The style spread during the mid-17th century from Italy to France, where, in a more restrained classicizing form, it reached its height in the decorative arts during the reign of Louis XIV (r.1643-1715). The magnificent unified schemes of decoration and furnishings at the French royal palace of Versailles, near Paris, were designed to symbolize the power of the French monarchy.
Although Classical architecture and sculpture remained the dominant influence in the Baroque, this was mingled with exotic elements, in particular chinoiserie. With the establishment of trading stations and Jesuit missions in East Asia, trade between China and the West increased during the late 17th century. This resulted in a fashion for imported lacquer-work panels and furniture, motifs such as pagodas and Chinese figures, and blue-and-white porcelain - widely imitated in tin-glazed earthenware by potteries in France, England, and especially the Netherlands.
The distinctive French Baroque was disseminated throughout Europe in the late 17th and early 18th centuries through the publication of engraved ornament by leading French designers such as Jean Le Pautre (1617-82) and later Jean Berain (1639-1711), but particularly throughout the emigration of Huguenot designers and craftsmen after Louis XIV's 1685 revocation of the 1598 Edict of Nantes - which had guaranteed Huguenots religious freedom - resulted in religious persecution of Protestants in France.
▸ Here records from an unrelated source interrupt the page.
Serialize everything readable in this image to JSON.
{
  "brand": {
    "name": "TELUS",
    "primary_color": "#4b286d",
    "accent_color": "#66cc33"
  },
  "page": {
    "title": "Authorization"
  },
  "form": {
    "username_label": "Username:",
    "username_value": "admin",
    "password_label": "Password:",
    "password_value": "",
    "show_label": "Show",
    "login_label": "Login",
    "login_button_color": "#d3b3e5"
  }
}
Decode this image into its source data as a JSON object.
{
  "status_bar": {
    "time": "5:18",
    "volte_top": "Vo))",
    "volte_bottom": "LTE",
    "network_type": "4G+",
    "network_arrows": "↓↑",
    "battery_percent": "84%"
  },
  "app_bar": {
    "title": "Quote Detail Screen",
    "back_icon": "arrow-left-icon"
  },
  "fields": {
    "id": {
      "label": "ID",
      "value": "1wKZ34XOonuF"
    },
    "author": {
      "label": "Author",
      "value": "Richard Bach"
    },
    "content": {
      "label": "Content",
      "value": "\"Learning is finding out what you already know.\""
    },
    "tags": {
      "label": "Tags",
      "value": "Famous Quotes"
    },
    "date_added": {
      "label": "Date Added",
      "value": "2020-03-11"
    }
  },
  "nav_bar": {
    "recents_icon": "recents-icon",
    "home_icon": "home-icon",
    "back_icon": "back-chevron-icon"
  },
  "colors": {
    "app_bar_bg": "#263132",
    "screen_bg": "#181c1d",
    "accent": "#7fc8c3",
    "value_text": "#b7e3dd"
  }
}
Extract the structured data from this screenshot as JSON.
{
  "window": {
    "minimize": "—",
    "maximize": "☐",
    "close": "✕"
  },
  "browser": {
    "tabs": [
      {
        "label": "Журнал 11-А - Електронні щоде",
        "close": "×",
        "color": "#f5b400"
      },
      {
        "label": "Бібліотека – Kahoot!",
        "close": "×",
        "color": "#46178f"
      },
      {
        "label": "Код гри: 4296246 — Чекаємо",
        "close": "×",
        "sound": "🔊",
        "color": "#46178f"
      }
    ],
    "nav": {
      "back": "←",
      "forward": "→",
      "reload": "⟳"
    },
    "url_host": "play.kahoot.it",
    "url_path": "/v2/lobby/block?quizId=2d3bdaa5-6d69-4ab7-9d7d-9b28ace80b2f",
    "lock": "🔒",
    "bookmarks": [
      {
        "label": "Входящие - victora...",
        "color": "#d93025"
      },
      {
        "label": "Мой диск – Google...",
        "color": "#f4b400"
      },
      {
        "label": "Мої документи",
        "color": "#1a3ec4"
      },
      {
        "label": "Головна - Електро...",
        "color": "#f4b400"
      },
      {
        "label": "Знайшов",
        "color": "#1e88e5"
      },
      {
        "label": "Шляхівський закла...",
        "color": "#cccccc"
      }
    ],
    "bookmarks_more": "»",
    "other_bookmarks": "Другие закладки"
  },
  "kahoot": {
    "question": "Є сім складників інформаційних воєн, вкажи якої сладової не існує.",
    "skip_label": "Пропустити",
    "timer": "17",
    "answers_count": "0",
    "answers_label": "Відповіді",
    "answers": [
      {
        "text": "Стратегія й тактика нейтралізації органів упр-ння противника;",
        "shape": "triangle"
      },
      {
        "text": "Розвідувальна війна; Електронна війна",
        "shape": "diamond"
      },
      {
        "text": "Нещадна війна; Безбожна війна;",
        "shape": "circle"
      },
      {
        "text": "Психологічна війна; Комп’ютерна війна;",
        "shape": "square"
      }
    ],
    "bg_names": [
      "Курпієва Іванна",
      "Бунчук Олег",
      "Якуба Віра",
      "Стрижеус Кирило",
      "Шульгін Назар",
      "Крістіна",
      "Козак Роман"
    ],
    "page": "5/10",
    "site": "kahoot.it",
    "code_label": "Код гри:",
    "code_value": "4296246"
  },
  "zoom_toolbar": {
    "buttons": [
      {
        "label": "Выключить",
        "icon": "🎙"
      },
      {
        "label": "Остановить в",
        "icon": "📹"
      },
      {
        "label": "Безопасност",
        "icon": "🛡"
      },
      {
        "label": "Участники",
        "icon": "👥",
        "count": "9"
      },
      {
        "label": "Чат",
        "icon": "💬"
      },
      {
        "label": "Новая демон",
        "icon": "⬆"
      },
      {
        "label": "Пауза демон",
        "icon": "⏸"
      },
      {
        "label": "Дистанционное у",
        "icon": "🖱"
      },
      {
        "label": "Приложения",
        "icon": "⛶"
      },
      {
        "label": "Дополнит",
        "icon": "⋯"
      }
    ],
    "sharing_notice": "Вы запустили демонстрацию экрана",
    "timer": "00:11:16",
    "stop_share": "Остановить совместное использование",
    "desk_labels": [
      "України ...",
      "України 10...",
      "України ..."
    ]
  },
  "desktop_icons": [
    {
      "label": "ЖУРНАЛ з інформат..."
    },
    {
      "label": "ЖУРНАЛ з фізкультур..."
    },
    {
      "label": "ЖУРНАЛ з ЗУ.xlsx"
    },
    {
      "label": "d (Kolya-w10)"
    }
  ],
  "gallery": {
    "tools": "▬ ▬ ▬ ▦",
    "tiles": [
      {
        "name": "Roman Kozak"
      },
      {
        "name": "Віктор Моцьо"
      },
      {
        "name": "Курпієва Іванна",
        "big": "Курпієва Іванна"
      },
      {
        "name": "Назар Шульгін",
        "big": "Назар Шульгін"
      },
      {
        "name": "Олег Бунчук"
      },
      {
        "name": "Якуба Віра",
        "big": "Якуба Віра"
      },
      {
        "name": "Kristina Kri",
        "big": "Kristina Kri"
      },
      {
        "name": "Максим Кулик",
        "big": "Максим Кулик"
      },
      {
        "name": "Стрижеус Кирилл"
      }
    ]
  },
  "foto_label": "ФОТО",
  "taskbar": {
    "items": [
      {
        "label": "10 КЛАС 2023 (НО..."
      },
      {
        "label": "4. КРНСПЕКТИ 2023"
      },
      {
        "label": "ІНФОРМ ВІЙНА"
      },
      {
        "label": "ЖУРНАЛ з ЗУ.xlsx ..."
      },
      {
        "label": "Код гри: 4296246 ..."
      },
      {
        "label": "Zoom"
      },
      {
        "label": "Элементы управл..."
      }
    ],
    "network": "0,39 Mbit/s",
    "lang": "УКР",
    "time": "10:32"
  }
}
Many Huguenots settled in the Protestant Netherlands and later in England, where the style was also made fashionable by King William III and Queen Mary II (see: William & Mary style).
In the early 18th century the ponderous and formal characteristics of the Baroque were gradually replaced by a lighter style - known as the Regency style - dominated by grotesques, bandwork, lambrequins, satyrs and chinoiseries - that prefigured the Rococo style. However, during the 19th century enthusiasm for historical styles led to a revival of the Baroque, particularly in France during the Second Empire (1852-70).